### [Work request]
Only the lines holding "Yomi" are wanted. Copy every one from the records below.

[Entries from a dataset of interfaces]
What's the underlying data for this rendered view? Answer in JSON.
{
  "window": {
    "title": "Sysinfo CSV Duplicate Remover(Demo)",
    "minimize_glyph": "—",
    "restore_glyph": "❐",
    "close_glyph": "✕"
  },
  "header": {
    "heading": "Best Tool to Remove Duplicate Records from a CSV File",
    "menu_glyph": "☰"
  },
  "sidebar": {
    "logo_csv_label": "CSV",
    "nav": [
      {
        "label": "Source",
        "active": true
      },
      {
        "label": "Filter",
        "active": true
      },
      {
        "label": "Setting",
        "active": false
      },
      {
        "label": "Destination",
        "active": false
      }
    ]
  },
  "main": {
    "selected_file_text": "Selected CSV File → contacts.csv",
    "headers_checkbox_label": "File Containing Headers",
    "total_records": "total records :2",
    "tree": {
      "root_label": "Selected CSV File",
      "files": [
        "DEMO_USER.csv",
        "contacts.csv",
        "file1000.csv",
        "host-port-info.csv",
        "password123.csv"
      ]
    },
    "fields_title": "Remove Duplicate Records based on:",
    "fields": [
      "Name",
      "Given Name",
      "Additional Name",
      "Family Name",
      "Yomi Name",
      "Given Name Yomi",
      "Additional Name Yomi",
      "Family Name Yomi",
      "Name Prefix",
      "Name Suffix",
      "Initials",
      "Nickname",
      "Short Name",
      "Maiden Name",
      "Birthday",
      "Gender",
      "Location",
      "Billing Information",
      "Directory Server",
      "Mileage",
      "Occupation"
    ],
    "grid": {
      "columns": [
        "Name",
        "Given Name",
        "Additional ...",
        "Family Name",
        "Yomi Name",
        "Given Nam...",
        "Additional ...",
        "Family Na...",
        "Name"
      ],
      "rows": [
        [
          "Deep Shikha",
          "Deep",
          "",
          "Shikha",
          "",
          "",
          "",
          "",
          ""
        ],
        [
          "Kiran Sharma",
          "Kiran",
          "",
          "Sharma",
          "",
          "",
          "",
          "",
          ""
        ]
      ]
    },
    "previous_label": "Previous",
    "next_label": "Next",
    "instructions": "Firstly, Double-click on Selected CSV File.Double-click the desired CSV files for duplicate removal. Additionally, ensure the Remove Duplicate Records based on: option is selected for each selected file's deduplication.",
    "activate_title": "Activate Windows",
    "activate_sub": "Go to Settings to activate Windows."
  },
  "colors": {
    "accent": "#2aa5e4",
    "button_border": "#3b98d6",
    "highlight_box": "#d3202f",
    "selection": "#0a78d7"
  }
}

### [Task result]
      "Yomi Name",
      "Given Name Yomi",
      "Additional Name Yomi",
      "Family Name Yomi",
        "Yomi Name",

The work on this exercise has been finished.